Detective Inspector Greg Lestrade has taken up smoking again – aggressively. His lungs already feel like two suffocating lumps of mangled muscle marinated in poison. He stubbornly sucks more smoke down his throat and hopes to choke on it.
“It'll be slow,” Greg mutters through painfully dry lips. “I'll suffer more this way. It's justice.”
The grave of Sherlock Holmes is silent but Greg feels strangely acknowledged in a way that he quietly craved but never seemed to merit while Holmes was alive.
“I didn't know,” Greg begins, but gets lost in the pause. He'd never imagined that he'd be the Judas of their story. He'd never suspected that his own life mattered terribly much to the Great Sherlock Holmes. And he'd never believed that Sherlock could actually die.
“Truth is, I'm doubting you even now. I don't think you're really under this. I won't believe it.”
Greg crouches and stubs out his cigarette in the dirt. Disrespectful to the dearly departed, surely.
“Don't come back, though. Don't. It'll only happen again. We ruin anything we can't understand. That's what I do.”
He resists the impulse to turn up his collar against the wind. Greg's knees protest bitterly as he stands. Arthritis, probably. He digs in a pocket for another shot of future cancer and lights it up against the fog closing in. Before Sherlock Holmes Greg saw everything in black and white. Now all is smudged with shadow – smoke and ash, bloodless skin – and the spaces between words where the truth squeezes in.

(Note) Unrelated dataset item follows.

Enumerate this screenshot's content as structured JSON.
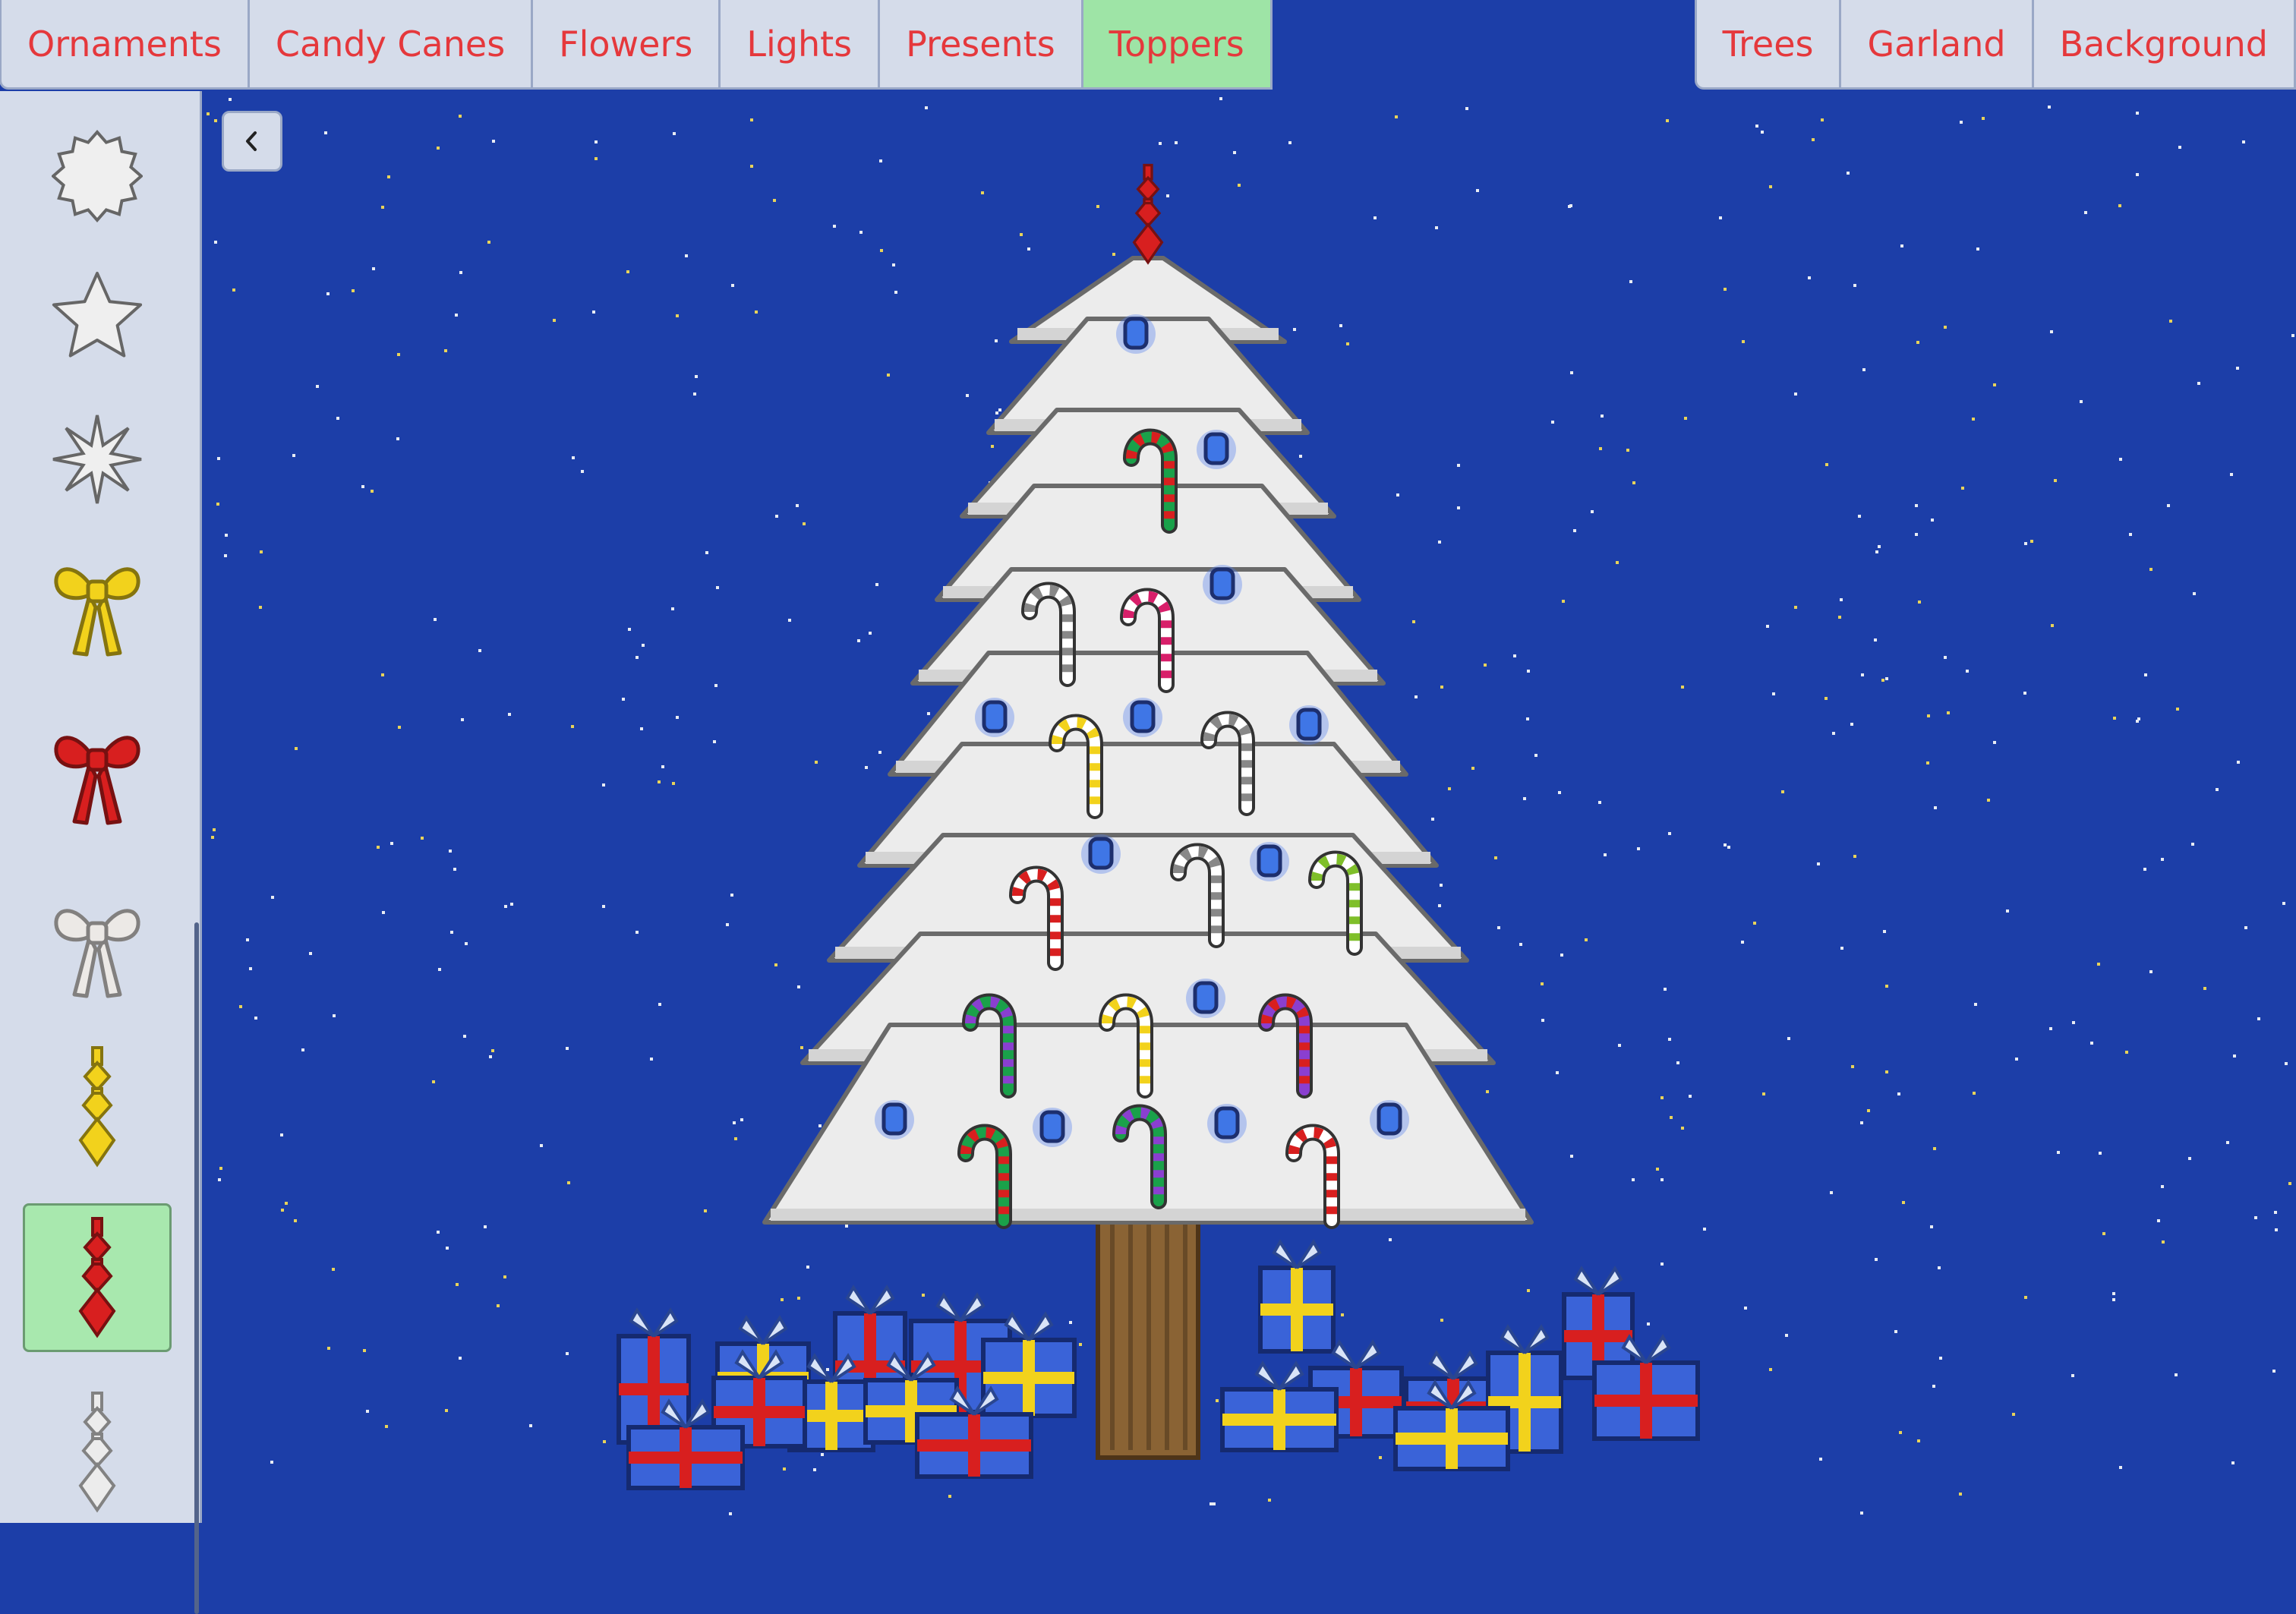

“I'm sorry, Sherlock,” Greg whispers.
Later that night Greg wakes in a panic, blearily stumbling out of bed. Someone had just been in his room, watching him. A thief? Someone had been . . .
Greg stares at his dressing table. The thief has made off with his cigarettes and ashtray.
In their place sits a packet of nicotine patches.